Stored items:
☆ ☆ ☆ ☆
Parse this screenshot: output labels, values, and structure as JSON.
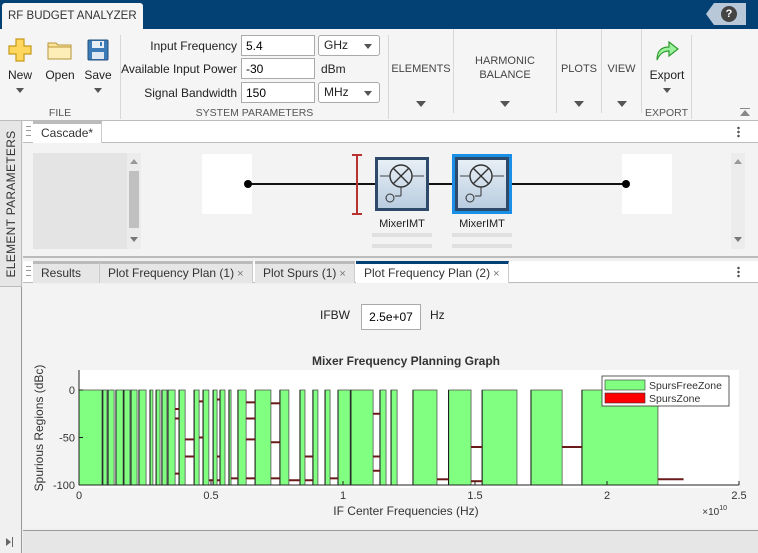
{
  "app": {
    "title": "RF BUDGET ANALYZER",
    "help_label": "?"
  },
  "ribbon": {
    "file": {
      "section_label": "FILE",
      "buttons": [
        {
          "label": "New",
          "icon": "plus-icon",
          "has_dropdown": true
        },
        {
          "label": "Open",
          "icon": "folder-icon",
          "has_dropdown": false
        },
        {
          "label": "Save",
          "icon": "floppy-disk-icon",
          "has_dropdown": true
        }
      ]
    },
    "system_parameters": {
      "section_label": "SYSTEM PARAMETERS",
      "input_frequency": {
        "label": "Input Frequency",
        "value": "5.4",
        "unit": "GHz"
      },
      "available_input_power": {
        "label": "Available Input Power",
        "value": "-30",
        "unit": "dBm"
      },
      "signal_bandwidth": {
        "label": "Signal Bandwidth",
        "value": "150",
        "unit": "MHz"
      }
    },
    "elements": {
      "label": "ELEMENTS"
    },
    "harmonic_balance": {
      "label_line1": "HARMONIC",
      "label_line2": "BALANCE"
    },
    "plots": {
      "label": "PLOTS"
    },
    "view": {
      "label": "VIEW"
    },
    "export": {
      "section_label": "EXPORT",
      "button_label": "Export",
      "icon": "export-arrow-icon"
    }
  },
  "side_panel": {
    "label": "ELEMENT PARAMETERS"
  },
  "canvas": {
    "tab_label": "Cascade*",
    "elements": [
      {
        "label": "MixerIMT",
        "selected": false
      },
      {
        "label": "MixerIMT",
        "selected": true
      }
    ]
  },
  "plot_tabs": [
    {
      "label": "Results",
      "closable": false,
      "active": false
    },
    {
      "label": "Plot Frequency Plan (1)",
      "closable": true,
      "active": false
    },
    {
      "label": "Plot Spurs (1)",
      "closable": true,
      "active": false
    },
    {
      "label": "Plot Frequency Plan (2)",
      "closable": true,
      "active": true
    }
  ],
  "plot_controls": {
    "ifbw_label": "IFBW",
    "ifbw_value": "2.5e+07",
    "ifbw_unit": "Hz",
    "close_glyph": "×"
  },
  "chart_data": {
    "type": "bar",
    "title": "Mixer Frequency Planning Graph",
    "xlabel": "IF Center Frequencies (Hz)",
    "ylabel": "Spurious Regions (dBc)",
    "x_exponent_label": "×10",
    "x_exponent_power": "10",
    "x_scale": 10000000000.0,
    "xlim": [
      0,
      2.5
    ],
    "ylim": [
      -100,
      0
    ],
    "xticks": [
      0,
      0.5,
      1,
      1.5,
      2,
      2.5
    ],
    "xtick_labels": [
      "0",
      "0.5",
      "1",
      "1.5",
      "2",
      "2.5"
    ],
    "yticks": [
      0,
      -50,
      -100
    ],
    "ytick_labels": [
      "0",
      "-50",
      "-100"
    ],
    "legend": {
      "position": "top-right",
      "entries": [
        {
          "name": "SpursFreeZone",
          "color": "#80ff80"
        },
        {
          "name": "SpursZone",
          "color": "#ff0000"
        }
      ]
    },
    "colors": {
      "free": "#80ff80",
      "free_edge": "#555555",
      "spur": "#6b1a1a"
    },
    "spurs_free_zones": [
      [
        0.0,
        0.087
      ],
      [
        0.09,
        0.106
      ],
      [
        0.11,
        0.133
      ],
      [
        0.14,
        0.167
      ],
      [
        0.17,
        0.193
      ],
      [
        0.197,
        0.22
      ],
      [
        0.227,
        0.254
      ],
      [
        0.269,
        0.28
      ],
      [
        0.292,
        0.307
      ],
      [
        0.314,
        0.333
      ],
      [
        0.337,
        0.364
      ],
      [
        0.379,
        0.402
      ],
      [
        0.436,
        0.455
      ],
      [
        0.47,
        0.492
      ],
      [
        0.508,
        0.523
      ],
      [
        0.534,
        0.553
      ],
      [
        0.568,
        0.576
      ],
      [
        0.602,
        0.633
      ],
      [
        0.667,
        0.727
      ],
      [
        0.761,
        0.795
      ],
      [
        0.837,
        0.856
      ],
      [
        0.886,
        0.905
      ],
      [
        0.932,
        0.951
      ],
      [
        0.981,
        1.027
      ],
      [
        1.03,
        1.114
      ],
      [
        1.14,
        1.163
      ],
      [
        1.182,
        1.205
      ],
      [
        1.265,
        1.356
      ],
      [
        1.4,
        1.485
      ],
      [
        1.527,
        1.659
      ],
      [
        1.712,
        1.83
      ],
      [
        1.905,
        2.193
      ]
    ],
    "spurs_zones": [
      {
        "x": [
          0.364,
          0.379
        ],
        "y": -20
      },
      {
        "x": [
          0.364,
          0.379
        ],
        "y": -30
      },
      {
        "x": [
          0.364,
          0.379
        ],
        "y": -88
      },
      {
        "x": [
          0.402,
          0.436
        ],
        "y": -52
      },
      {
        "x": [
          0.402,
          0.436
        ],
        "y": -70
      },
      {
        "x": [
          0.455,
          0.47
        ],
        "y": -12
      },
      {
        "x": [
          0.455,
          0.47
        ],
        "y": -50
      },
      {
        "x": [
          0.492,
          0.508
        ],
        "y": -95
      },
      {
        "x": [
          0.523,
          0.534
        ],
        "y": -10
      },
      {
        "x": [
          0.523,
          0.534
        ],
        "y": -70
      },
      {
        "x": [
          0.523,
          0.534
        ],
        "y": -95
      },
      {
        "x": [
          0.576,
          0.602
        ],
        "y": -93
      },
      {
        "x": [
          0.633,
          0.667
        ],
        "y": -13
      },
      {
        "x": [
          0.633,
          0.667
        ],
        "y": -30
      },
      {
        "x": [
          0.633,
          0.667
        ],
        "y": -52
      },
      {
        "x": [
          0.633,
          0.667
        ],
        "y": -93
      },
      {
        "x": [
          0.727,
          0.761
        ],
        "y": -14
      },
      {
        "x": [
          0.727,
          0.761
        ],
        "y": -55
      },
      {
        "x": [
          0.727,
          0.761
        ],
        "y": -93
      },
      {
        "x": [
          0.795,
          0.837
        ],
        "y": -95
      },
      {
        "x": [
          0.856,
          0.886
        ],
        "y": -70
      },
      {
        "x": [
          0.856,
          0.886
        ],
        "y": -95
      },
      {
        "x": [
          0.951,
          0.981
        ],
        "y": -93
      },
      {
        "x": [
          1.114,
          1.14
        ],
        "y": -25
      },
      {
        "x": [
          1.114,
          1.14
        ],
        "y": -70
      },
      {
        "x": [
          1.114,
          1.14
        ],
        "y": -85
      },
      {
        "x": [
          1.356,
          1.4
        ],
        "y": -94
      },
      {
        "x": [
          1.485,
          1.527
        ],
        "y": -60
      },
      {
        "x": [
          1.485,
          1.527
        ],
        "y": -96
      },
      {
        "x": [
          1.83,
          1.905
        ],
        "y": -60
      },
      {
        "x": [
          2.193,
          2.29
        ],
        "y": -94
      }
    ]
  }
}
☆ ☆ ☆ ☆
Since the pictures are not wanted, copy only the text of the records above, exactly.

Parse this screenshot: output labels, values, and structure as JSON.
{
  "app": {
    "title": "RF BUDGET ANALYZER",
    "help_label": "?"
  },
  "ribbon": {
    "file": {
      "section_label": "FILE",
      "buttons": [
        {
          "label": "New",
          "icon": "plus-icon",
          "has_dropdown": true
        },
        {
          "label": "Open",
          "icon": "folder-icon",
          "has_dropdown": false
        },
        {
          "label": "Save",
          "icon": "floppy-disk-icon",
          "has_dropdown": true
        }
      ]
    },
    "system_parameters": {
      "section_label": "SYSTEM PARAMETERS",
      "input_frequency": {
        "label": "Input Frequency",
        "value": "5.4",
        "unit": "GHz"
      },
      "available_input_power": {
        "label": "Available Input Power",
        "value": "-30",
        "unit": "dBm"
      },
      "signal_bandwidth": {
        "label": "Signal Bandwidth",
        "value": "150",
        "unit": "MHz"
      }
    },
    "elements": {
      "label": "ELEMENTS"
    },
    "harmonic_balance": {
      "label_line1": "HARMONIC",
      "label_line2": "BALANCE"
    },
    "plots": {
      "label": "PLOTS"
    },
    "view": {
      "label": "VIEW"
    },
    "export": {
      "section_label": "EXPORT",
      "button_label": "Export",
      "icon": "export-arrow-icon"
    }
  },
  "side_panel": {
    "label": "ELEMENT PARAMETERS"
  },
  "canvas": {
    "tab_label": "Cascade*",
    "elements": [
      {
        "label": "MixerIMT",
        "selected": false
      },
      {
        "label": "MixerIMT",
        "selected": true
      }
    ]
  },
  "plot_tabs": [
    {
      "label": "Results",
      "closable": false,
      "active": false
    },
    {
      "label": "Plot Frequency Plan (1)",
      "closable": true,
      "active": false
    },
    {
      "label": "Plot Spurs (1)",
      "closable": true,
      "active": false
    },
    {
      "label": "Plot Frequency Plan (2)",
      "closable": true,
      "active": true
    }
  ],
  "plot_controls": {
    "ifbw_label": "IFBW",
    "ifbw_value": "2.5e+07",
    "ifbw_unit": "Hz",
    "close_glyph": "×"
  },
  "chart_data": {
    "type": "bar",
    "title": "Mixer Frequency Planning Graph",
    "xlabel": "IF Center Frequencies (Hz)",
    "ylabel": "Spurious Regions (dBc)",
    "x_exponent_label": "×10",
    "x_exponent_power": "10",
    "x_scale": 10000000000.0,
    "xlim": [
      0,
      2.5
    ],
    "ylim": [
      -100,
      0
    ],
    "xticks": [
      0,
      0.5,
      1,
      1.5,
      2,
      2.5
    ],
    "xtick_labels": [
      "0",
      "0.5",
      "1",
      "1.5",
      "2",
      "2.5"
    ],
    "yticks": [
      0,
      -50,
      -100
    ],
    "ytick_labels": [
      "0",
      "-50",
      "-100"
    ],
    "legend": {
      "position": "top-right",
      "entries": [
        {
          "name": "SpursFreeZone",
          "color": "#80ff80"
        },
        {
          "name": "SpursZone",
          "color": "#ff0000"
        }
      ]
    },
    "colors": {
      "free": "#80ff80",
      "free_edge": "#555555",
      "spur": "#6b1a1a"
    },
    "spurs_free_zones": [
      [
        0.0,
        0.087
      ],
      [
        0.09,
        0.106
      ],
      [
        0.11,
        0.133
      ],
      [
        0.14,
        0.167
      ],
      [
        0.17,
        0.193
      ],
      [
        0.197,
        0.22
      ],
      [
        0.227,
        0.254
      ],
      [
        0.269,
        0.28
      ],
      [
        0.292,
        0.307
      ],
      [
        0.314,
        0.333
      ],
      [
        0.337,
        0.364
      ],
      [
        0.379,
        0.402
      ],
      [
        0.436,
        0.455
      ],
      [
        0.47,
        0.492
      ],
      [
        0.508,
        0.523
      ],
      [
        0.534,
        0.553
      ],
      [
        0.568,
        0.576
      ],
      [
        0.602,
        0.633
      ],
      [
        0.667,
        0.727
      ],
      [
        0.761,
        0.795
      ],
      [
        0.837,
        0.856
      ],
      [
        0.886,
        0.905
      ],
      [
        0.932,
        0.951
      ],
      [
        0.981,
        1.027
      ],
      [
        1.03,
        1.114
      ],
      [
        1.14,
        1.163
      ],
      [
        1.182,
        1.205
      ],
      [
        1.265,
        1.356
      ],
      [
        1.4,
        1.485
      ],
      [
        1.527,
        1.659
      ],
      [
        1.712,
        1.83
      ],
      [
        1.905,
        2.193
      ]
    ],
    "spurs_zones": [
      {
        "x": [
          0.364,
          0.379
        ],
        "y": -20
      },
      {
        "x": [
          0.364,
          0.379
        ],
        "y": -30
      },
      {
        "x": [
          0.364,
          0.379
        ],
        "y": -88
      },
      {
        "x": [
          0.402,
          0.436
        ],
        "y": -52
      },
      {
        "x": [
          0.402,
          0.436
        ],
        "y": -70
      },
      {
        "x": [
          0.455,
          0.47
        ],
        "y": -12
      },
      {
        "x": [
          0.455,
          0.47
        ],
        "y": -50
      },
      {
        "x": [
          0.492,
          0.508
        ],
        "y": -95
      },
      {
        "x": [
          0.523,
          0.534
        ],
        "y": -10
      },
      {
        "x": [
          0.523,
          0.534
        ],
        "y": -70
      },
      {
        "x": [
          0.523,
          0.534
        ],
        "y": -95
      },
      {
        "x": [
          0.576,
          0.602
        ],
        "y": -93
      },
      {
        "x": [
          0.633,
          0.667
        ],
        "y": -13
      },
      {
        "x": [
          0.633,
          0.667
        ],
        "y": -30
      },
      {
        "x": [
          0.633,
          0.667
        ],
        "y": -52
      },
      {
        "x": [
          0.633,
          0.667
        ],
        "y": -93
      },
      {
        "x": [
          0.727,
          0.761
        ],
        "y": -14
      },
      {
        "x": [
          0.727,
          0.761
        ],
        "y": -55
      },
      {
        "x": [
          0.727,
          0.761
        ],
        "y": -93
      },
      {
        "x": [
          0.795,
          0.837
        ],
        "y": -95
      },
      {
        "x": [
          0.856,
          0.886
        ],
        "y": -70
      },
      {
        "x": [
          0.856,
          0.886
        ],
        "y": -95
      },
      {
        "x": [
          0.951,
          0.981
        ],
        "y": -93
      },
      {
        "x": [
          1.114,
          1.14
        ],
        "y": -25
      },
      {
        "x": [
          1.114,
          1.14
        ],
        "y": -70
      },
      {
        "x": [
          1.114,
          1.14
        ],
        "y": -85
      },
      {
        "x": [
          1.356,
          1.4
        ],
        "y": -94
      },
      {
        "x": [
          1.485,
          1.527
        ],
        "y": -60
      },
      {
        "x": [
          1.485,
          1.527
        ],
        "y": -96
      },
      {
        "x": [
          1.83,
          1.905
        ],
        "y": -60
      },
      {
        "x": [
          2.193,
          2.29
        ],
        "y": -94
      }
    ]
  }
}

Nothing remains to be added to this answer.